(Data to process Opens)

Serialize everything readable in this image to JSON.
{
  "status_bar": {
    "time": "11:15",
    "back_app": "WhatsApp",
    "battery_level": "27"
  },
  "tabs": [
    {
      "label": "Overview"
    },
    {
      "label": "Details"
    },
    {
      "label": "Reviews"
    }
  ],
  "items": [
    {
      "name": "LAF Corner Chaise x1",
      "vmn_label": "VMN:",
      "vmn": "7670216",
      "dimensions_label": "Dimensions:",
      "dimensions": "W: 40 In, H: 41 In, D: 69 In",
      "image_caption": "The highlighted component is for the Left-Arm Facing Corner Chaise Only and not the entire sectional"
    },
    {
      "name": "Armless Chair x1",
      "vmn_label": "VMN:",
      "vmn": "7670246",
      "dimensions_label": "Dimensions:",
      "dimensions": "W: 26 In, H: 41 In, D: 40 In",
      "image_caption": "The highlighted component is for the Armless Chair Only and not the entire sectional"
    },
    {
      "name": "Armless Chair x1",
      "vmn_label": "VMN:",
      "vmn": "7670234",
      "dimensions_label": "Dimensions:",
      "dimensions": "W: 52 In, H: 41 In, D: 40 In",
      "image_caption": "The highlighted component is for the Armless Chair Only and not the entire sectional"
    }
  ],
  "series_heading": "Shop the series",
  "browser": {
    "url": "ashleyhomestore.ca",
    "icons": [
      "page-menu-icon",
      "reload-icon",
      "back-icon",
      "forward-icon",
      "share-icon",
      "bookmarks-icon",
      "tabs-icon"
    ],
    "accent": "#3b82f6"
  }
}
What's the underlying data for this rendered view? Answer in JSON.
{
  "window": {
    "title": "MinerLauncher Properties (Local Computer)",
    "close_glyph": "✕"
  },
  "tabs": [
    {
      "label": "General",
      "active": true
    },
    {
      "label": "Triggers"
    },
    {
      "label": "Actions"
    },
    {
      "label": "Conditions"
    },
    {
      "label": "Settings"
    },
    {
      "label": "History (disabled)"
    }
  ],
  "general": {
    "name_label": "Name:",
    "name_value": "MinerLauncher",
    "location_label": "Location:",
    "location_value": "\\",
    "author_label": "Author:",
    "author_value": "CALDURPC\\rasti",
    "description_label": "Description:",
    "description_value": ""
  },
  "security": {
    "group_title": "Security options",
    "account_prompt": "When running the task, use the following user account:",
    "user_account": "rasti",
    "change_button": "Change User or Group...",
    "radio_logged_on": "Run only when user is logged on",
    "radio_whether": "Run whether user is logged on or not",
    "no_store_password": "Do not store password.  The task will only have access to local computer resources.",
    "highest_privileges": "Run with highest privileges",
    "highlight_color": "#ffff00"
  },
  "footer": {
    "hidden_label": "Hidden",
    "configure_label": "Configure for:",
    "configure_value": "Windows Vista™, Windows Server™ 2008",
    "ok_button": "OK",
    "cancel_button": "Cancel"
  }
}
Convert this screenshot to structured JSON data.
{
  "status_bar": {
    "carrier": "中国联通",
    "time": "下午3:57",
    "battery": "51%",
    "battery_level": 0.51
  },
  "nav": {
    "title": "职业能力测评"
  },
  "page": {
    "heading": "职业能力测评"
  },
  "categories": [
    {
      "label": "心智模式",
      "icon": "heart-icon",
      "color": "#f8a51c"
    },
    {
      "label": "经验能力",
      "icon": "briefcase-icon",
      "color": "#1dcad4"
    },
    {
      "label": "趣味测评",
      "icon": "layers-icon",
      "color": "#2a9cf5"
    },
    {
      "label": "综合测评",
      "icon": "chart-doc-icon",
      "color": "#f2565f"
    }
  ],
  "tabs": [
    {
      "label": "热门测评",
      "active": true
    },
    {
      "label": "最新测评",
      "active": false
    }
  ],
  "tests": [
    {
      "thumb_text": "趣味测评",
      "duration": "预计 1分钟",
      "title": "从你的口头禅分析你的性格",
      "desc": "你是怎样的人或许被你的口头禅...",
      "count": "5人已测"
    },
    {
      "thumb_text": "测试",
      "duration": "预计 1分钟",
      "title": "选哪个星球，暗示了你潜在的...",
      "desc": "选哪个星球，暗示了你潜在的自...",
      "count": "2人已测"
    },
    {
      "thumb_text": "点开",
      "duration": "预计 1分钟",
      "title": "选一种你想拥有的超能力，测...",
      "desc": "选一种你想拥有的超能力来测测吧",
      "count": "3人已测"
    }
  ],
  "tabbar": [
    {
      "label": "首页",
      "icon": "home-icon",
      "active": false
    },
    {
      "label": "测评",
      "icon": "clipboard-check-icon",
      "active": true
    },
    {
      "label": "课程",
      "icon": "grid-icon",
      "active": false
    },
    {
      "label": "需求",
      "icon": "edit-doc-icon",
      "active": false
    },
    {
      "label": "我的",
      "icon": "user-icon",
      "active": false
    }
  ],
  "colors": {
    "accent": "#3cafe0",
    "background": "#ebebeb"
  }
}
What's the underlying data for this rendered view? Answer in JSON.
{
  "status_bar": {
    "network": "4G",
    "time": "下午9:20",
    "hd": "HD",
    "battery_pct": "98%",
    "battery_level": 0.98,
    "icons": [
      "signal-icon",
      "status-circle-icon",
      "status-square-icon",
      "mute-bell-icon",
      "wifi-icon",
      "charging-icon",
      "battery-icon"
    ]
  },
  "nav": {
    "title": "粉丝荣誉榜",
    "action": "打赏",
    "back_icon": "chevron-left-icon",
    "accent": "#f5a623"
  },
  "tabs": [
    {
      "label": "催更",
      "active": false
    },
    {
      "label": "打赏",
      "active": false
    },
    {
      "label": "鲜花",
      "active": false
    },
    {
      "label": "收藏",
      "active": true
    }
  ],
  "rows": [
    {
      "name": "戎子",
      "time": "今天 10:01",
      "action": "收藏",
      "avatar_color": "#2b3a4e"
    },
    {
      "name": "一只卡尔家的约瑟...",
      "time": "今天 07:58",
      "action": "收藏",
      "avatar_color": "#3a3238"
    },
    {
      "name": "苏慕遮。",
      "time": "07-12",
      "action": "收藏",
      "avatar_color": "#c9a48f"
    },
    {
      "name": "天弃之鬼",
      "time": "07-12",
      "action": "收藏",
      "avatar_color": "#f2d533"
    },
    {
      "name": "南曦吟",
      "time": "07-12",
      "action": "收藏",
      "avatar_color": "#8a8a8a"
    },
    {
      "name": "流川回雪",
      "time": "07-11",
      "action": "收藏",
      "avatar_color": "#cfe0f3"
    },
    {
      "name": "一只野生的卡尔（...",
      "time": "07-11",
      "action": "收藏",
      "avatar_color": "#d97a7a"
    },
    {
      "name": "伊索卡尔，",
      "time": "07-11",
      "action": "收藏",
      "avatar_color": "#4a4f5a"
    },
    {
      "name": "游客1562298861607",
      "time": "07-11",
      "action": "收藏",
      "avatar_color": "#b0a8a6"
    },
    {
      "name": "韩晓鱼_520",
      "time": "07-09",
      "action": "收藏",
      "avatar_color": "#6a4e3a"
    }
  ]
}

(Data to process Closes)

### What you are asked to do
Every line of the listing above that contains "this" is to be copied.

### Answer box
Serialize everything readable in this image to JSON.
What's the underlying data for this rendered view? Answer in JSON.
Convert this screenshot to structured JSON data.
What's the underlying data for this rendered view? Answer in JSON.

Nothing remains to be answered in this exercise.